Knee-jerk, rearguard measures won't end school violence
July 30, 2014 00:00 By The Nation
The root causes of this tragic situation must be addressed - but to start with, can Thai adults serve as good role models?
The latest student brawl in Bangkok that killed one and injured another student has harshly reminded us an ugly truth in our society. In this case, like most others, death is “not” an unfortunate event. It is a result of bad traditions that have claimed so many lives and have caused so much pain to so many.
On their way home, two students were randomly targeted by a group from a rival vocational school. They tried to flee the scene but were unsuccessful. A group from another school attacked them brutally with swords. One died on the spot while his friend was wounded but managed to flee. The brutal fight happened in Soi Udomsuk, off Sukhumvit Road. Like many other incidents of student violence, it happened before the full glare of the public eye.
Every time it happens, it claims the lives of the innocent. Sometimes, the victim is just a bystander. Many times, including in the latest case in Udomsuk, the targets are randomly attacked and killed. The families of student brawl victims have for long sought tougher measure to tackle the problem but the violence is mounting rather than abating.

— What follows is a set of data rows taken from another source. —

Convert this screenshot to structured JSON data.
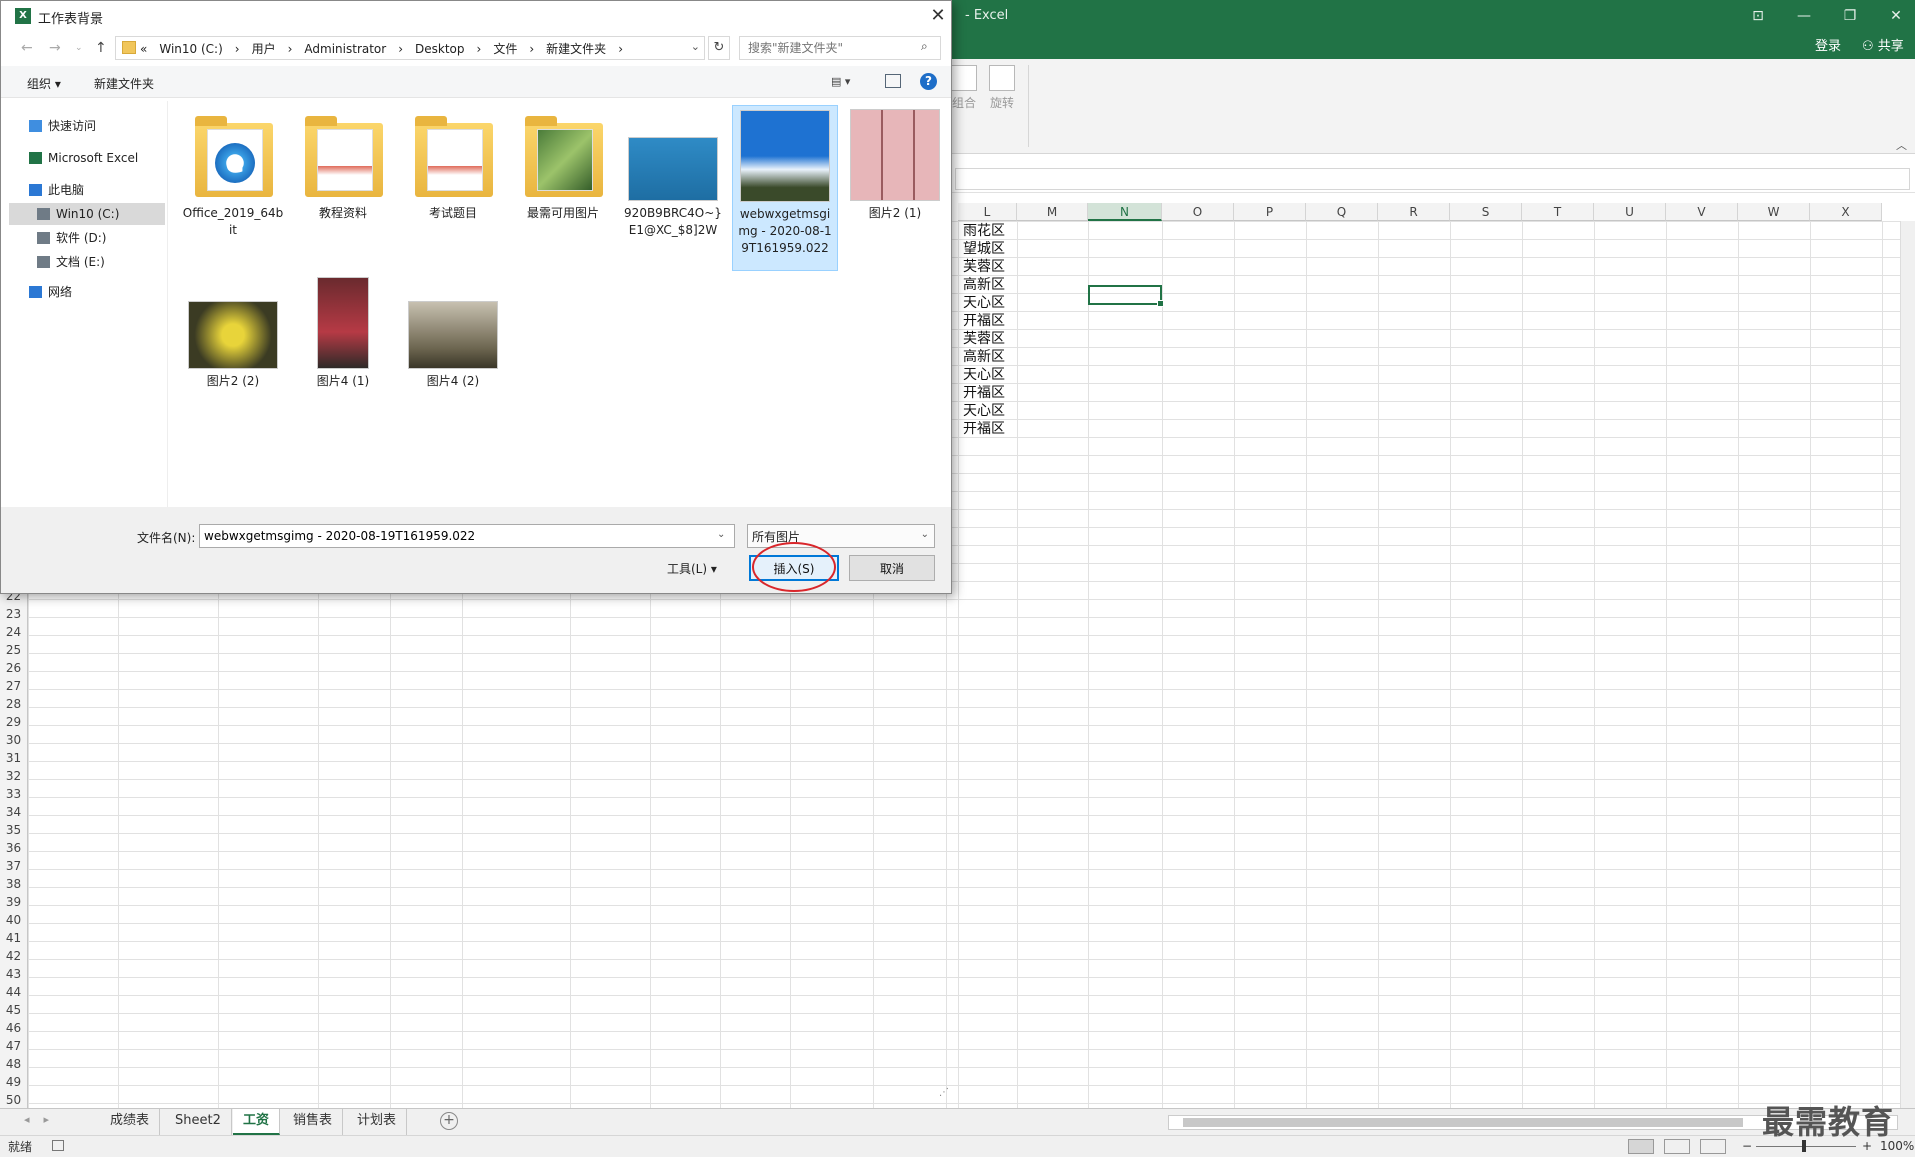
{
  "excel": {
    "title": "- Excel",
    "window_controls": [
      "⊡",
      "—",
      "❐",
      "✕"
    ],
    "login": "登录",
    "share": "共享",
    "ribbon": {
      "combine_label": "组合",
      "rotate_label": "旋转"
    },
    "columns": [
      "L",
      "M",
      "N",
      "O",
      "P",
      "Q",
      "R",
      "S",
      "T",
      "U",
      "V",
      "W",
      "X"
    ],
    "selected_column": "N",
    "column_L_values": [
      "雨花区",
      "望城区",
      "芙蓉区",
      "高新区",
      "天心区",
      "开福区",
      "芙蓉区",
      "高新区",
      "天心区",
      "开福区",
      "天心区",
      "开福区"
    ],
    "row_numbers": [
      "22",
      "23",
      "24",
      "25",
      "26",
      "27",
      "28",
      "29",
      "30",
      "31",
      "32",
      "33",
      "34",
      "35",
      "36",
      "37",
      "38",
      "39",
      "40",
      "41",
      "42",
      "43",
      "44",
      "45",
      "46",
      "47",
      "48",
      "49",
      "50"
    ],
    "sheet_tabs": [
      "成绩表",
      "Sheet2",
      "工资",
      "销售表",
      "计划表"
    ],
    "active_sheet": "工资",
    "status_ready": "就绪",
    "zoom": "100%",
    "watermark": "最需教育"
  },
  "dialog": {
    "title": "工作表背景",
    "breadcrumb": [
      "«",
      "Win10 (C:)",
      "›",
      "用户",
      "›",
      "Administrator",
      "›",
      "Desktop",
      "›",
      "文件",
      "›",
      "新建文件夹",
      "›"
    ],
    "search_placeholder": "搜索\"新建文件夹\"",
    "toolbar": {
      "organize": "组织 ▾",
      "new_folder": "新建文件夹"
    },
    "nav_tree": [
      {
        "label": "快速访问",
        "icon": "star-icon"
      },
      {
        "label": "Microsoft Excel",
        "icon": "excel-icon"
      },
      {
        "label": "此电脑",
        "icon": "computer-icon"
      },
      {
        "label": "Win10 (C:)",
        "icon": "drive-icon",
        "selected": true
      },
      {
        "label": "软件 (D:)",
        "icon": "drive-icon"
      },
      {
        "label": "文档 (E:)",
        "icon": "drive-icon"
      },
      {
        "label": "网络",
        "icon": "network-icon"
      }
    ],
    "files": [
      {
        "name": "Office_2019_64bit",
        "kind": "folder-ie"
      },
      {
        "name": "教程资料",
        "kind": "folder"
      },
      {
        "name": "考试题目",
        "kind": "folder"
      },
      {
        "name": "最需可用图片",
        "kind": "folder-photo"
      },
      {
        "name": "920B9BRC4O~}E1@XC_$8]2W",
        "kind": "image-blue"
      },
      {
        "name": "webwxgetmsgimg - 2020-08-19T161959.022",
        "kind": "image-sky",
        "selected": true
      },
      {
        "name": "图片2 (1)",
        "kind": "image-collage"
      },
      {
        "name": "图片2 (2)",
        "kind": "image-flowers"
      },
      {
        "name": "图片4 (1)",
        "kind": "image-red"
      },
      {
        "name": "图片4 (2)",
        "kind": "image-people"
      }
    ],
    "filename_label": "文件名(N):",
    "filename_value": "webwxgetmsgimg - 2020-08-19T161959.022",
    "filetype_value": "所有图片",
    "tools_label": "工具(L)",
    "insert_label": "插入(S)",
    "cancel_label": "取消",
    "highlight_color": "#d9262b",
    "accent_color": "#217346"
  }
}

Governments and education ministers have stepped up measures to eradicate violence among the vocational school students. They have been told not to wear uniforms to avoid identification of the schools. Get-together events have been arranged for rival schools, which saw them shaking hands before the press. There were temporary shutdown of schools. Motivational speakers gave speeches at various schools. The latest move saw a military-style boot camp arranged to instil good behaviour in students. None of these measures have really borne fruit considering the number of incidents.
Some measures don’t really address the root cause. Not wearing a uniform is a short-term, back-against-the-wall measure while at the other end motivational speeches offer a long-term measure.
Any measure must not be a “flash in the pan” if they are aimed at an effective solution. Society reacts to school violence once or twice a year, whereas rival students plan to harm each other every day.
Student brawls are not unique to Thailand but what is worrying is that the scale of violence is escalating. The root causes involve bad tradition of bitter rivalry inherited through the years by the alumni. It is about mob behaviour, which is fuelled in students who are in a high-adrenaline, hormone-driven age. The long-term measures must address attitudes, psychology and badly misguided traditions. They have to be consistently implemented. Adults also have to play a part in setting an example. The violence between the different sides of the political divide has sadly demonstrated that even adults have failed to be good role models.
It will take years, several governments and many education ministries to cope with the school violence. Every section of society and every adult must be involved in the process. The measures must be all-encompassing and systematic, and not a rearguard battle. The values must be in the curriculum and they have to be instilled in the students’ psyche. It has to be repeatedly taught and guided, without any loss of focus. Only when the number of cases is drastically reduced can we claim a success. These avoidable tragedies will stop only when the grown-ups get it right, too.